=== Section Start ===

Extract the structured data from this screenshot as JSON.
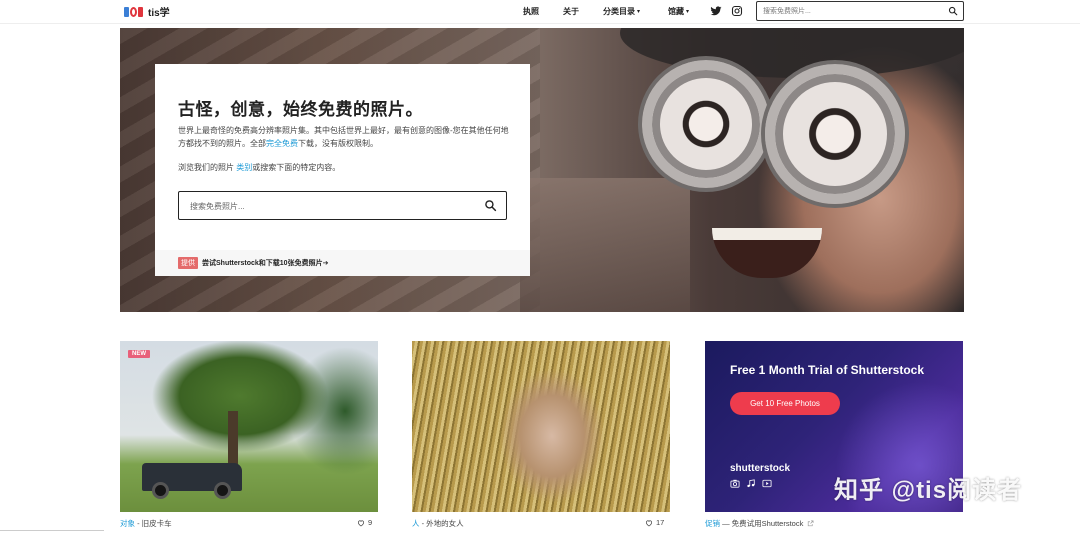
{
  "site": {
    "logo_text": "tis学"
  },
  "nav": {
    "items": [
      {
        "label": "执照"
      },
      {
        "label": "关于"
      },
      {
        "label": "分类目录",
        "caret": "▾"
      },
      {
        "label": "馆藏",
        "caret": "▾"
      }
    ],
    "social": [
      "twitter-icon",
      "instagram-icon"
    ],
    "search_placeholder": "搜索免费照片..."
  },
  "hero": {
    "title": "古怪，创意，始终免费的照片。",
    "desc_part1": "世界上最奇怪的免费高分辨率照片集。其中包括世界上最好，最有创意的图像-您在其他任何地方都找不到的照片。全部",
    "desc_highlight": "完全免费",
    "desc_part2": "下载，没有版权限制。",
    "browse_part1": "浏览我们的照片 ",
    "browse_highlight": "类别",
    "browse_part2": "或搜索下面的特定内容。",
    "search_placeholder": "搜索免费照片...",
    "promo_badge": "提供",
    "promo_text": "尝试Shutterstock和下载10张免费照片➔"
  },
  "cards": [
    {
      "badge": "NEW",
      "category": "对象",
      "separator": " - ",
      "title": "旧皮卡车",
      "likes": "9"
    },
    {
      "category": "人",
      "separator": " - ",
      "title": "外地的女人",
      "likes": "17"
    },
    {
      "ad_title": "Free 1 Month Trial of Shutterstock",
      "ad_button": "Get 10 Free Photos",
      "ad_brand": "shutterstock",
      "category": "促销",
      "separator": " — ",
      "title": "免费试用Shutterstock"
    }
  ],
  "watermark": "知乎 @tis阅读者",
  "colors": {
    "accent": "#1c9ad6",
    "promo_badge": "#e46b6b",
    "cta": "#ee3c4d",
    "new_badge": "#e8607a"
  }
}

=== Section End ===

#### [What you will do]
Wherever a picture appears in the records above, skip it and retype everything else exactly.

#### [Result of this task]
Extract the structured data from this screenshot as JSON.
{
  "site": {
    "logo_text": "tis学"
  },
  "nav": {
    "items": [
      {
        "label": "执照"
      },
      {
        "label": "关于"
      },
      {
        "label": "分类目录",
        "caret": "▾"
      },
      {
        "label": "馆藏",
        "caret": "▾"
      }
    ],
    "social": [
      "twitter-icon",
      "instagram-icon"
    ],
    "search_placeholder": "搜索免费照片..."
  },
  "hero": {
    "title": "古怪，创意，始终免费的照片。",
    "desc_part1": "世界上最奇怪的免费高分辨率照片集。其中包括世界上最好，最有创意的图像-您在其他任何地方都找不到的照片。全部",
    "desc_highlight": "完全免费",
    "desc_part2": "下载，没有版权限制。",
    "browse_part1": "浏览我们的照片 ",
    "browse_highlight": "类别",
    "browse_part2": "或搜索下面的特定内容。",
    "search_placeholder": "搜索免费照片...",
    "promo_badge": "提供",
    "promo_text": "尝试Shutterstock和下载10张免费照片➔"
  },
  "cards": [
    {
      "badge": "NEW",
      "category": "对象",
      "separator": " - ",
      "title": "旧皮卡车",
      "likes": "9"
    },
    {
      "category": "人",
      "separator": " - ",
      "title": "外地的女人",
      "likes": "17"
    },
    {
      "ad_title": "Free 1 Month Trial of Shutterstock",
      "ad_button": "Get 10 Free Photos",
      "ad_brand": "shutterstock",
      "category": "促销",
      "separator": " — ",
      "title": "免费试用Shutterstock"
    }
  ],
  "watermark": "知乎 @tis阅读者",
  "colors": {
    "accent": "#1c9ad6",
    "promo_badge": "#e46b6b",
    "cta": "#ee3c4d",
    "new_badge": "#e8607a"
  }
}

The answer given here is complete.